“Why is this so complicated?” Agent Maloney questioned of the extended struggle to go the E.R.A., the 1st version of which was introduced approximately 100 yrs ago. “What is so daunting about treating women of all ages equally?”
The quick reply: abortion. Today’s E.R.A. opponents see the measure, above all, as a stalking horse that would final result in bans on state rules that restrict or prohibit a woman’s correct to terminate her being pregnant. Regardless of whether or not that prediction would be borne out, there is no query that the debate in excess of the amendment has shifted in the many years since it was released. Back again in the 1970s, the most important opposition was pushed by Phyllis Schlafly, the conservative activist who warned that sex equality would direct to a carnival of horrors, which include same-sex relationship. That ship sailed even devoid of the E.R.A., of program, but in 2022 the idea of “sex” itself is getting contested in techniques even Ms. Schlafly’s darkest fantasies could not have foretold.
That is why widespread community assistance in the present day is vital. “Until the world is clamoring for this, the entire world will do absolutely nothing,” claimed Kati Hornung, a political organizer who led Virginia’s energy to pass the E.R.A. and now operates a team focused on ensuring it will become the 28th Amendment. The condition approach, she told me, “was to make it part of a day-to-day discussion, where by you as a politician could not go somewhere without the need of being asked about it. We have to do nationwide what we did in this article in Virginia.”
The advocates haven’t presented up fully on the courts. A lawsuit by the lawyers basic of the very last 3 states to ratify the E.R.A. is in the U.S. Court docket of Appeals in Washington, D.C., contacting on the archivist to certify the amendment as necessary under federal regulation. The lawyers general of 5 conservative-led states have joined the lawsuit to argue against ratification.
For Ms. Hornung, the final objective is the exact same irrespective of what route it usually takes to get there. “We just have to have sex taken care of the very same way as race, faith, nation of origin. That appears to be fair and first rate and fair,” she mentioned. Ideal now, “it’s even now adult males building conclusions for the bulk of the place, who are women of all ages.”
On the last night time of March 1776, Abigail Adams sat down and drafted a letter to her husband, John, who was off serving in the Continental Congress, supporting form what would soon turn out to be the Declaration of Independence. “By the way,” she wrote, “in the new code of laws which I suppose it will be vital for you to make, I desire you would recall the women, and be a lot more generous and favorable to them than your ancestors. Do not put such limitless electricity into the palms of the husbands. Bear in mind all guys would be tyrants if they could.” She went on, “If individual treatment and notice is not paid to the ladies, we are decided to foment a revolt, and will not keep ourselves certain by any legal guidelines in which we have no voice or representation.”
John Adams and his colleagues didn’t heed her warning, but we can.

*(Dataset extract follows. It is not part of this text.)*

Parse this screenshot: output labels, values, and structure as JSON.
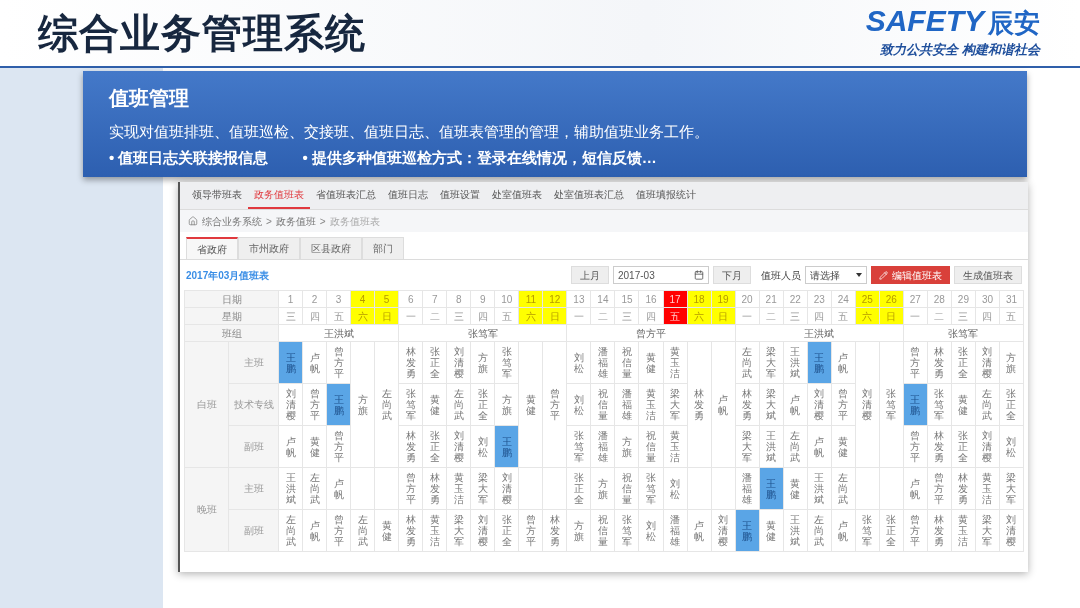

And that implies managing the Constitution not as a sacred textual content from an additional era, but as an adaptable framework for an ever-escalating and modifying culture. The founders anticipated this. They understood they had been far from fantastic, and they meant their creation to be up to date on a common foundation, even if they unsuccessful to anticipate how polarized the region would become. That polarization may feel like an intractable reality of modern day daily life, but keep in mind: 40 percent of the Structure we are living less than in 2022 is composed of amendments. That is to say, the American people today — those residing today and all those yet to arrive — are the authors of the Structure no fewer than the founders are. It is not their doc any longer, if it ever was. It is ours.